++++ Recorded data ++++
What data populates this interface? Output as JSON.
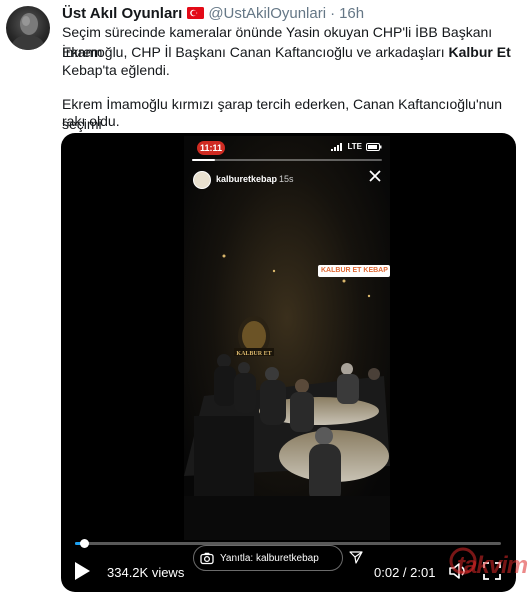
{
  "tweet": {
    "display_name": "Üst Akıl Oyunları",
    "handle": "@UstAkilOyunlari",
    "separator": "·",
    "time": "16h",
    "flag_icon": "turkey-flag",
    "body": {
      "line1": "Seçim sürecinde kameralar önünde Yasin okuyan CHP'li İBB Başkanı Ekrem",
      "line2": "İmamoğlu, CHP İl Başkanı Canan Kaftancıoğlu ve arkadaşları ",
      "line2_bold": "Kalbur Et",
      "line3": " Kebap'ta eğlendi.",
      "para2_line1": "Ekrem İmamoğlu kırmızı şarap tercih ederken, Canan Kaftancıoğlu'nun seçimi",
      "para2_line2": "rakı oldu."
    }
  },
  "video": {
    "story": {
      "status_time": "11:11",
      "network": "LTE",
      "username": "kalburetkebap",
      "elapsed": "15s",
      "location_sticker": "KALBUR ET KEBAP",
      "reply_placeholder": "Yanıtla: kalburetkebap",
      "story_progress": 0.12,
      "sign_text": "KALBUR ET"
    },
    "views": "334.2K views",
    "timestamp": "0:02 / 2:01",
    "seek_progress": 0.02,
    "accent_color": "#1da1f2",
    "icons": [
      "play-icon",
      "volume-icon",
      "fullscreen-icon",
      "camera-icon",
      "send-icon",
      "close-icon"
    ]
  },
  "watermark": {
    "text": "takvim",
    "color": "#dc2828"
  }
}
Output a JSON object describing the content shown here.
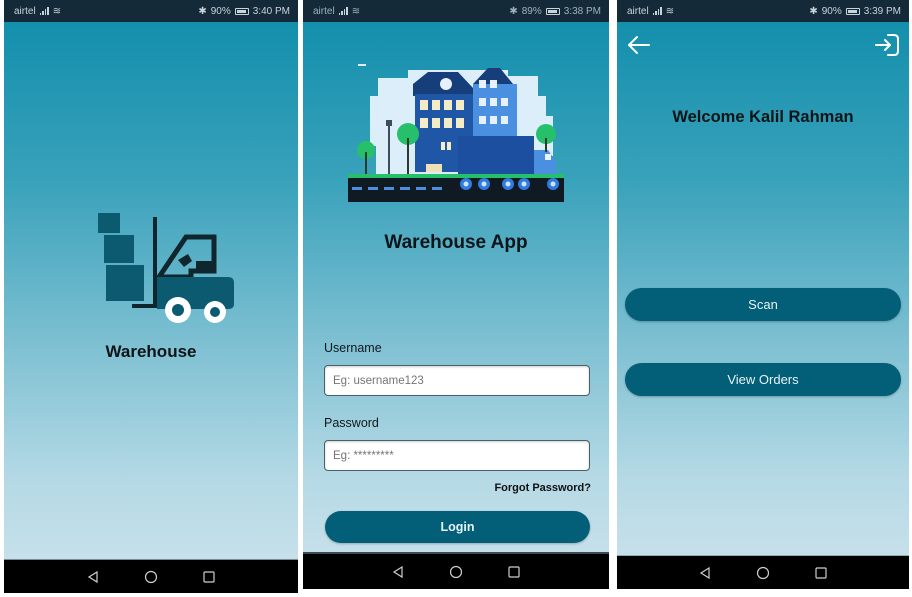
{
  "screens": [
    {
      "id": "splash",
      "status_bar": {
        "carrier": "airtel",
        "battery": "90%",
        "time": "3:40 PM"
      },
      "logo_icon": "forklift-icon",
      "title": "Warehouse"
    },
    {
      "id": "login",
      "status_bar": {
        "carrier": "airtel",
        "battery": "89%",
        "time": "3:38 PM"
      },
      "illustration_icon": "warehouse-street-illustration",
      "title": "Warehouse App",
      "username": {
        "label": "Username",
        "placeholder": "Eg: username123",
        "value": ""
      },
      "password": {
        "label": "Password",
        "placeholder": "Eg: *********",
        "value": ""
      },
      "forgot_password": "Forgot Password?",
      "login_button": "Login"
    },
    {
      "id": "home",
      "status_bar": {
        "carrier": "airtel",
        "battery": "90%",
        "time": "3:39 PM"
      },
      "back_icon": "arrow-left-icon",
      "logout_icon": "logout-icon",
      "welcome": "Welcome Kalil Rahman",
      "buttons": {
        "scan": "Scan",
        "view_orders": "View Orders"
      }
    }
  ],
  "nav_bar": {
    "icons": [
      "back-triangle-icon",
      "home-circle-icon",
      "recents-square-icon"
    ]
  },
  "colors": {
    "status_bar": "#152a38",
    "gradient_top": "#138fac",
    "gradient_bottom": "#c6e0ea",
    "button": "#035e78",
    "logo_primary": "#0b5a70"
  }
}
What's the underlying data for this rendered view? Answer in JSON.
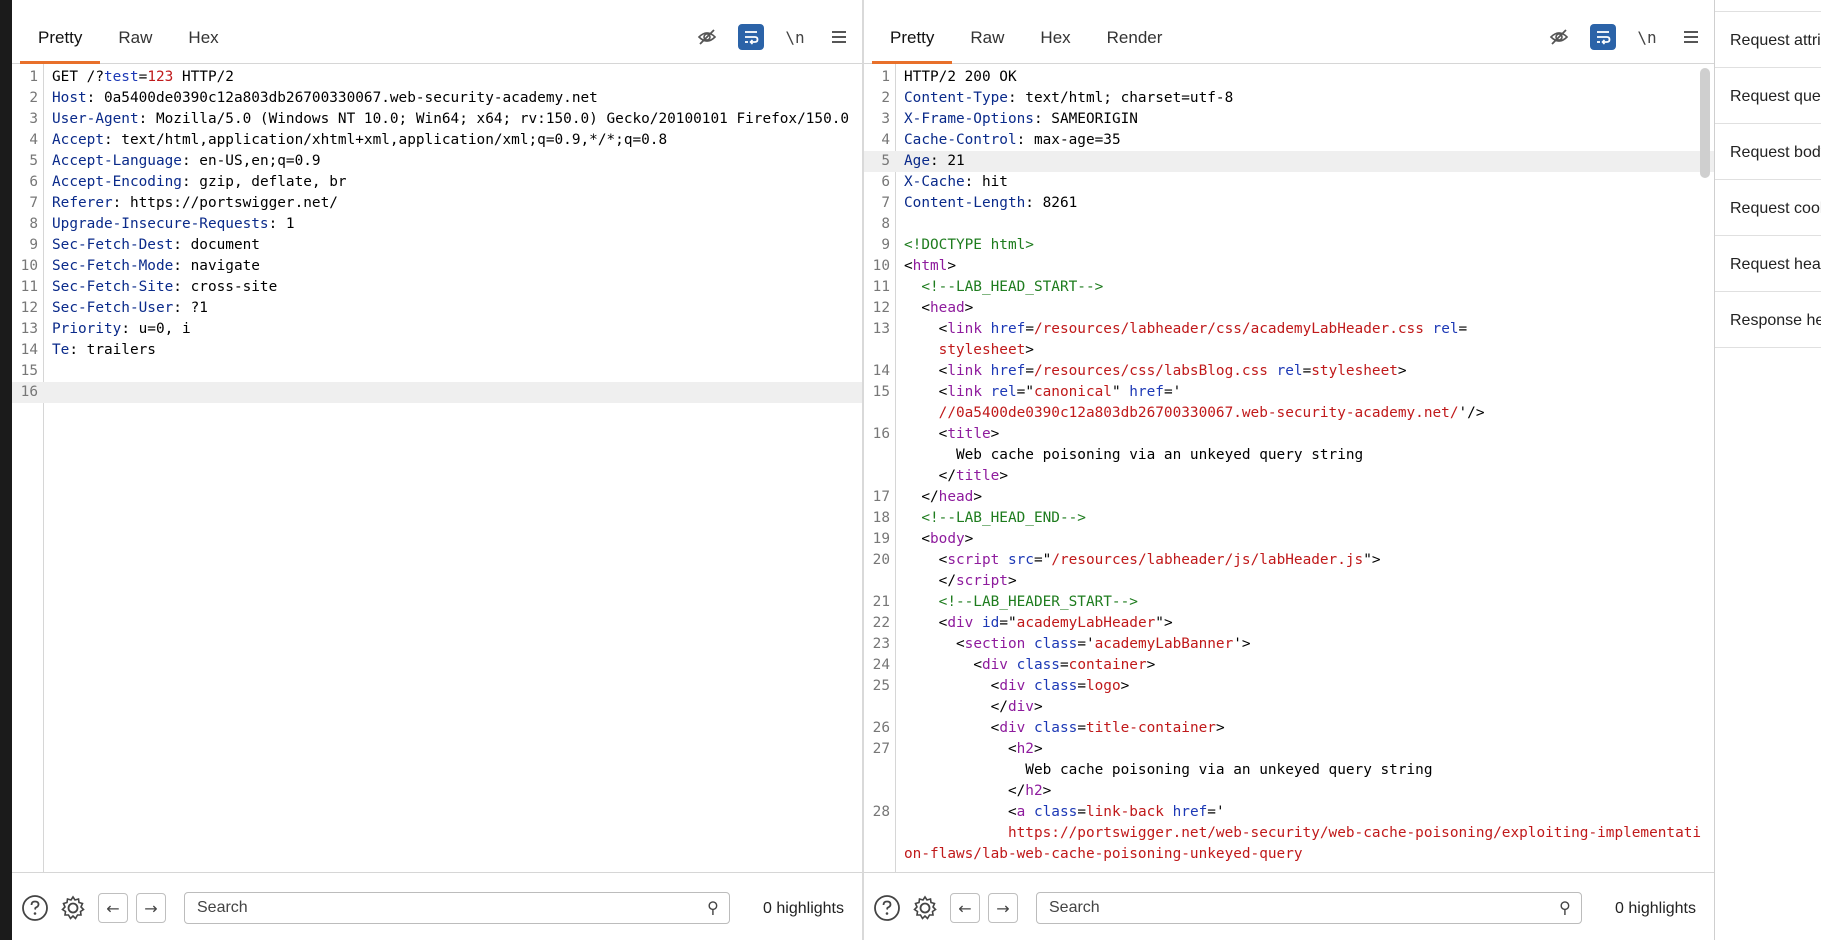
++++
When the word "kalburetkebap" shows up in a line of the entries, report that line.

- The completed task -
      "username": "kalburetkebap",
      "reply_placeholder": "Yanıtla: kalburetkebap",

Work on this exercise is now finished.